New Registry Will Let Crypto Enthusiasts Put Their Bitcoin and Non-fungible Tokens in Wyoming
Secretary of State seeking input on rules for digital asset registrations
- Published In: Politics
- Last Updated: Aug 03, 2023
Cryptocurrencies like bitcoin exist only in the digital realm, which has created tricky legal questions about jurisdiction. Wyoming is launching a new registry that will allow owners to officially put their digital assets in the state. (Courtesy photo from Jievani Weerasinghe via Unsplash)
By CJ Baker
Special to the Wyoming Truth
With bitcoin, non-fungible tokens and other digital assets lacking a physical form, a common question is, where, exactly, are they? State leaders are offering a potential answer: in Wyoming.
Last winter, the state legislature approved a new registry that will give digital asset owners the ability to declare that their cryptocurrencies or other tokens are located in Wyoming. Doing so would give owners the clarity and benefits of the state’s crypto-friendly laws, which could help in a legal dispute or even for tax purposes.
The registry is set to go live by Dec. 1, and the Wyoming Secretary of State’s Office unveiled proposed rules for the program last week. Public comments are being sought through Sept. 13.
Although the legislation cleared the state Senate and House by wide margins — 28-1 and 43-14, respectively — it still faced a number of questions. Some are related to the ethereal nature of digital assets, which only exist on digital ledgers known as blockchains. During one January hearing, proponent Sen. Chris Rothfuss (D-Laramie) apologized for the “blockchain techie stuff,” after noticing “doubt, uncertainty and bewilderment” on the face of a fellow senator.
“It is all cutting edge; it’s all very complicated and new,” Rothfuss added later, “and that’s the reason why there’s a lot of opportunity for us …”
Even for those familiar with digital assets, there remains an exceptional amount of legal uncertainty for the asset class. For instance, Rothfuss said there are questions about who owns non-fungible tokens (NFTs) or AI-produced artwork and how disputes over those assets would be handled in court.
“That clarity doesn’t exist in other states,” Rothfuss said. “It does exist in Wyoming.”
How many people or entities will take advantage of the state’s new registry — and pay the $500 fee — is another open question. Secretary of State Chuck Gray has been skeptical there will be enough use to cover an estimated $270,000 startup cost. During the session, he said recent launches of two new types of business entities — decentralized autonomous organizations (DAOs) and series limited liability companies — haven’t drawn the interest supporters had hoped.
“I certainly understand the argument that once all these pieces are in place, then it’s going to be a bonanza,” Gray told the Senate corporations committee in January. “But … each time there is a certain argument that this next thing is going to be a bonanza.”

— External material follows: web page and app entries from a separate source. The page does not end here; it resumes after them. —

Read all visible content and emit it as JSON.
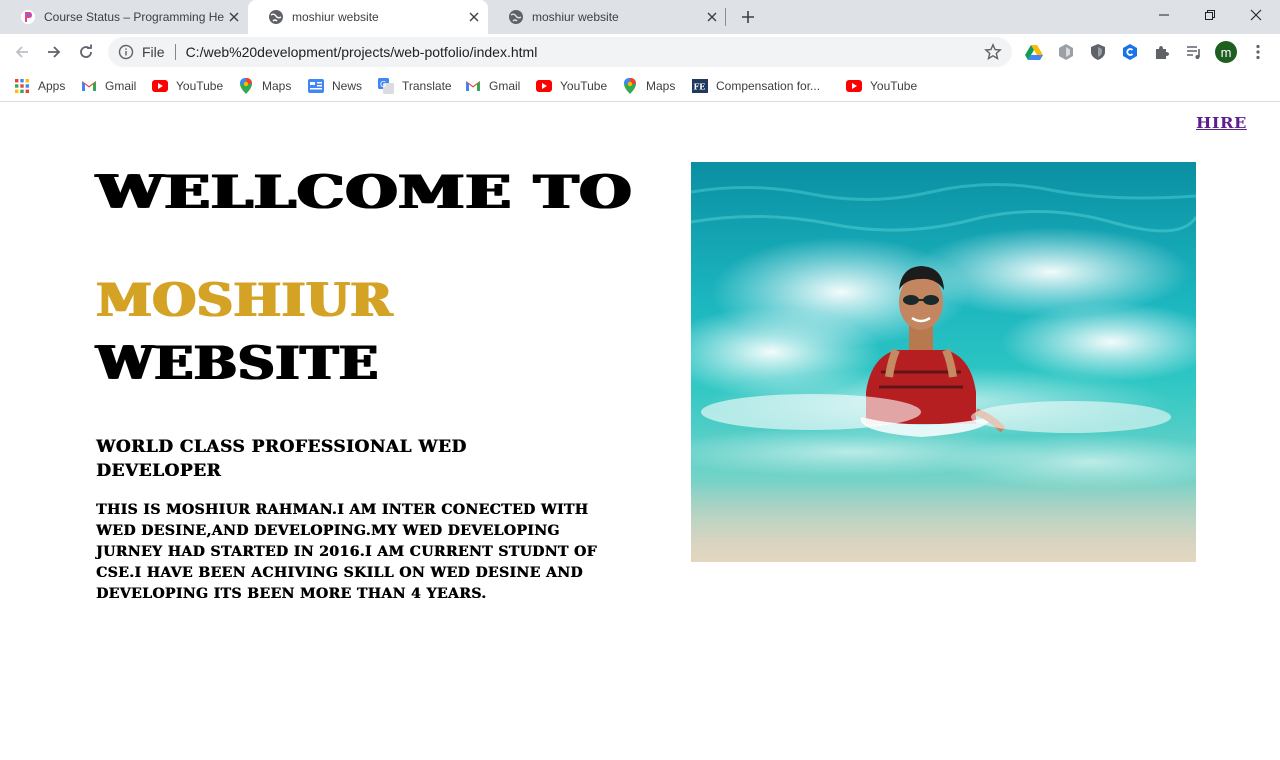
{
  "browser": {
    "tabs": [
      {
        "title": "Course Status – Programming He",
        "active": false,
        "icon": "programming-hero-icon"
      },
      {
        "title": "moshiur website",
        "active": true,
        "icon": "globe-icon"
      },
      {
        "title": "moshiur website",
        "active": false,
        "icon": "globe-icon"
      }
    ],
    "new_tab": "+",
    "address": {
      "scheme_label": "File",
      "url": "C:/web%20development/projects/web-potfolio/index.html"
    },
    "profile_initial": "m",
    "bookmarks": [
      {
        "label": "Apps",
        "icon": "apps-grid-icon"
      },
      {
        "label": "Gmail",
        "icon": "gmail-icon"
      },
      {
        "label": "YouTube",
        "icon": "youtube-icon"
      },
      {
        "label": "Maps",
        "icon": "maps-pin-icon"
      },
      {
        "label": "News",
        "icon": "news-icon"
      },
      {
        "label": "Translate",
        "icon": "translate-icon"
      },
      {
        "label": "Gmail",
        "icon": "gmail-icon"
      },
      {
        "label": "YouTube",
        "icon": "youtube-icon"
      },
      {
        "label": "Maps",
        "icon": "maps-pin-icon"
      },
      {
        "label": "Compensation for...",
        "icon": "fe-icon"
      },
      {
        "label": "YouTube",
        "icon": "youtube-icon"
      }
    ]
  },
  "page": {
    "nav_link": "HIRE",
    "heading_line1": "WELLCOME TO",
    "heading_name": "MOSHIUR",
    "heading_line3": "WEBSITE",
    "subtitle": "WORLD CLASS PROFESSIONAL WED DEVELOPER",
    "about": "THIS IS MOSHIUR RAHMAN.I AM INTER CONECTED WITH WED DESINE,AND DEVELOPING.MY WED DEVELOPING JURNEY HAD STARTED IN 2016.I AM CURRENT STUDNT OF CSE.I HAVE BEEN ACHIVING SKILL ON WED DESINE AND DEVELOPING ITS BEEN MORE THAN 4 YEARS.",
    "photo": "man-in-ocean-waves-photo"
  },
  "colors": {
    "name_accent": "#d4a326",
    "link": "#5b1d8f",
    "tabstrip": "#dee1e6"
  }
}
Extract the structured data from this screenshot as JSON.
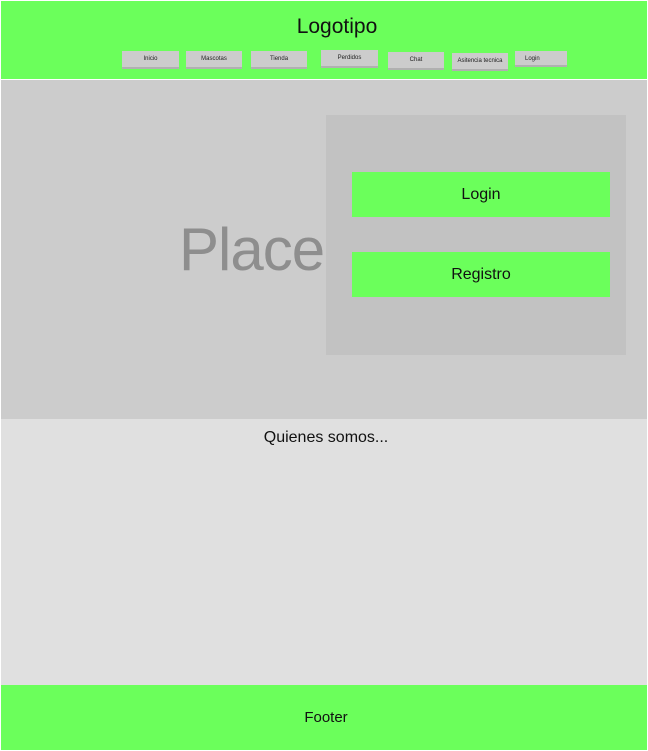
{
  "header": {
    "logo": "Logotipo",
    "nav": [
      "Inicio",
      "Mascotas",
      "Tienda",
      "Perdidos",
      "Chat",
      "Asitencia tecnica",
      "Login"
    ]
  },
  "hero": {
    "placeholder_text": "Placeh",
    "login_label": "Login",
    "register_label": "Registro"
  },
  "about": {
    "title": "Quienes somos..."
  },
  "footer": {
    "text": "Footer"
  },
  "colors": {
    "accent": "#6bff5b",
    "hero_bg": "#cccccc",
    "panel_bg": "#c2c2c2",
    "about_bg": "#e0e0e0"
  }
}
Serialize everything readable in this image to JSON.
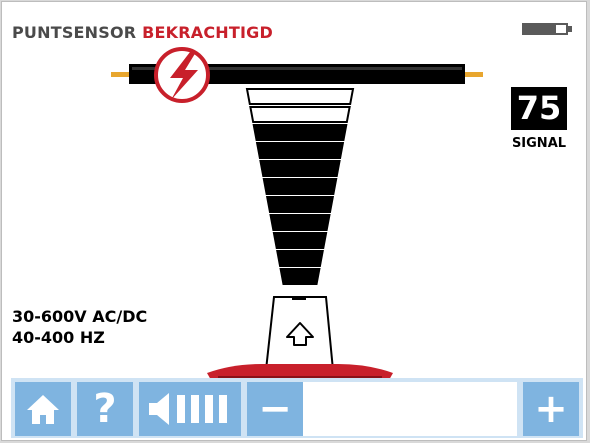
{
  "header": {
    "title_prefix": "PUNTSENSOR",
    "title_status": "BEKRACHTIGD",
    "status_color": "#c8202b"
  },
  "signal": {
    "value": "75",
    "label": "SIGNAL",
    "level_percent": 75
  },
  "specs": {
    "voltage": "30-600V AC/DC",
    "frequency": "40-400 HZ"
  },
  "toolbar": {
    "help_glyph": "?",
    "minus_glyph": "−",
    "plus_glyph": "+",
    "buttons": [
      "home-icon",
      "help-icon",
      "volume-icon",
      "minus-icon",
      "plus-icon"
    ],
    "accent": "#7fb4e0"
  },
  "icons": {
    "voltage_warning": "lightning-icon",
    "battery": "battery-icon",
    "probe_up": "arrow-up-icon"
  }
}
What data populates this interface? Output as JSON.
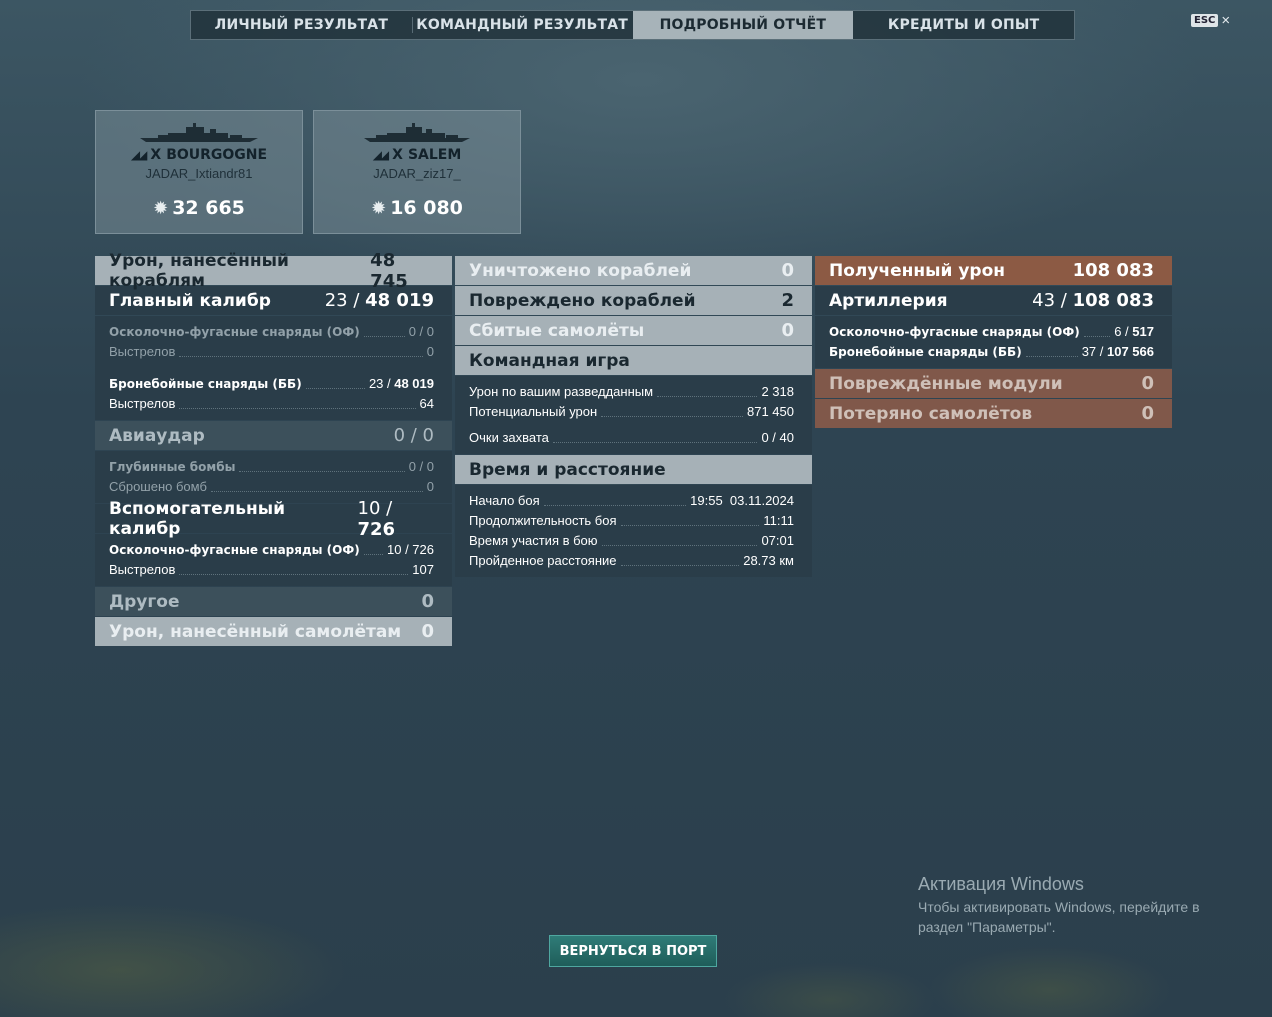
{
  "tabs": [
    {
      "label": "ЛИЧНЫЙ РЕЗУЛЬТАТ",
      "active": false
    },
    {
      "label": "КОМАНДНЫЙ РЕЗУЛЬТАТ",
      "active": false
    },
    {
      "label": "ПОДРОБНЫЙ ОТЧЁТ",
      "active": true
    },
    {
      "label": "КРЕДИТЫ И ОПЫТ",
      "active": false
    }
  ],
  "esc": {
    "key": "ESC",
    "close": "×"
  },
  "ships": [
    {
      "tier": "X",
      "name": "BOURGOGNE",
      "player": "JADAR_Ixtiandr81",
      "score": "32 665"
    },
    {
      "tier": "X",
      "name": "SALEM",
      "player": "JADAR_ziz17_",
      "score": "16 080"
    }
  ],
  "damage": {
    "title": "Урон, нанесённый кораблям",
    "value": "48 745",
    "main_battery": {
      "title": "Главный калибр",
      "hits": "23",
      "value": "48 019"
    },
    "he": {
      "label": "Осколочно-фугасные снаряды (ОФ)",
      "value": "0 / 0"
    },
    "he_shots": {
      "label": "Выстрелов",
      "value": "0"
    },
    "ap": {
      "label": "Бронебойные снаряды (ББ)",
      "hits": "23 / ",
      "value": "48 019"
    },
    "ap_shots": {
      "label": "Выстрелов",
      "value": "64"
    },
    "airstrike": {
      "title": "Авиаудар",
      "value": "0 / 0"
    },
    "depth": {
      "label": "Глубинные бомбы",
      "value": "0 / 0"
    },
    "depth_dropped": {
      "label": "Сброшено бомб",
      "value": "0"
    },
    "secondary": {
      "title": "Вспомогательный калибр",
      "hits": "10",
      "value": "726"
    },
    "sec_he": {
      "label": "Осколочно-фугасные снаряды (ОФ)",
      "value": "10 / 726"
    },
    "sec_shots": {
      "label": "Выстрелов",
      "value": "107"
    },
    "other": {
      "title": "Другое",
      "value": "0"
    },
    "planes": {
      "title": "Урон, нанесённый самолётам",
      "value": "0"
    }
  },
  "middle": {
    "destroyed": {
      "title": "Уничтожено кораблей",
      "value": "0"
    },
    "damaged": {
      "title": "Повреждено кораблей",
      "value": "2"
    },
    "planes_shot": {
      "title": "Сбитые самолёты",
      "value": "0"
    },
    "team": {
      "title": "Командная игра",
      "spotting": {
        "label": "Урон по вашим разведданным",
        "value": "2 318"
      },
      "potential": {
        "label": "Потенциальный урон",
        "value": "871 450"
      },
      "capture": {
        "label": "Очки захвата",
        "value": "0 / 40"
      }
    },
    "time": {
      "title": "Время и расстояние",
      "start": {
        "label": "Начало боя",
        "value": "19:55  03.11.2024"
      },
      "duration": {
        "label": "Продолжительность боя",
        "value": "11:11"
      },
      "participation": {
        "label": "Время участия в бою",
        "value": "07:01"
      },
      "distance": {
        "label": "Пройденное расстояние",
        "value": "28.73 км"
      }
    }
  },
  "received": {
    "title": "Полученный урон",
    "value": "108 083",
    "artillery": {
      "title": "Артиллерия",
      "hits": "43",
      "value": "108 083"
    },
    "he": {
      "label": "Осколочно-фугасные снаряды (ОФ)",
      "hits": "6 / ",
      "value": "517"
    },
    "ap": {
      "label": "Бронебойные снаряды (ББ)",
      "hits": "37 / ",
      "value": "107 566"
    },
    "modules": {
      "title": "Повреждённые модули",
      "value": "0"
    },
    "planes_lost": {
      "title": "Потеряно самолётов",
      "value": "0"
    }
  },
  "port_button": "ВЕРНУТЬСЯ В ПОРТ",
  "watermark": {
    "title": "Активация Windows",
    "text": "Чтобы активировать Windows, перейдите в раздел \"Параметры\"."
  }
}
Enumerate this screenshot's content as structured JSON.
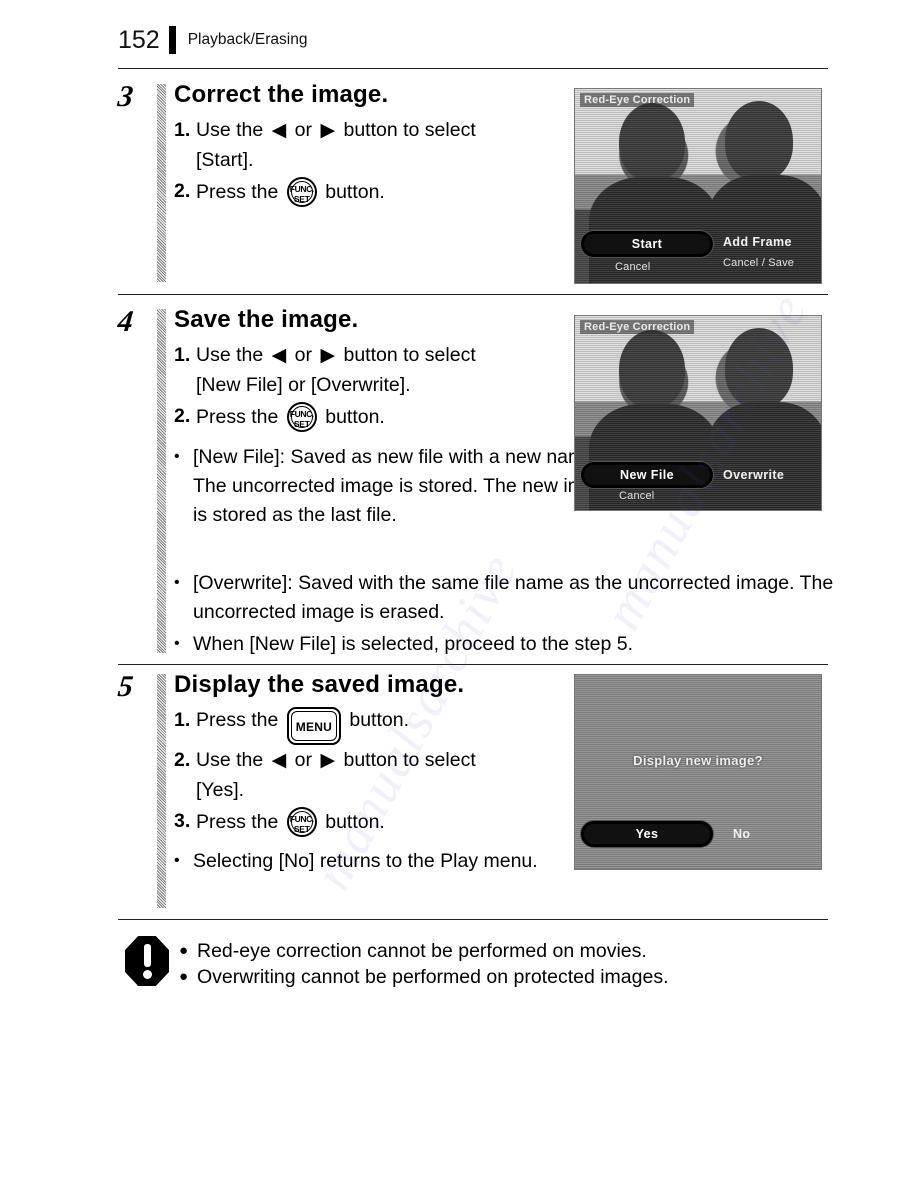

Rothfuss countered that there’s “a lot” of interest in registration, “and there are billions and billions of dollars of digital assets out there that don’t have a lot of legal standing.”
One caveat is that only Wyoming residents and Wyoming-incorporated business entities can apply. On blockchains where assets can be irrevocably and anonymously transferred anywhere at any time, the ties to an owner or registered agent in Wyoming are intended as a safeguard against bad actors.
Rep. Jared Olsen (R-Cheyenne) added that the ultimate aim of the blockchain push is to bring more people and businesses to Wyoming. The Legislature’s blockchain committee, which Olsen co-chairs, has recently been “a lot more aggressive on saying, ‘No, we want you here,’” he said at a February House corporations hearing.
Personally, however, Olsen supported opening the registry to residents and businesses outside the state. He suggested there was little potential for abuse.
In the case of an NFT, “we’re talking [for example] about the gif image of a basketball player dunking a ball,” Olsen said. “So I don’t know what nefariously could occur in registering an asset.”
The House removed the requirement that the entity or person be in Wyoming, but it was reinstated after pushback from senators and Gray.
In addition to paying the $500 fee, applicants must provide their name, address, information about their digital asset and proof they own it. The rules proposed by the Secretary of State’s Office spell out the details of that process. For instance, owners will need to use the asset (or the digital wallet/address holding it) to provide a cryptographic signature that incorporates unique information from the secretary’s office.
Registrations will last five years by default and can be renewed for $250.
Although Gray estimated it would cost roughly $266,500 to implement Senate File 76, the Legislature provided $170,000. It will take 340 registrations to recoup that cost.
As of Tuesday, the office was still awaiting its first comment.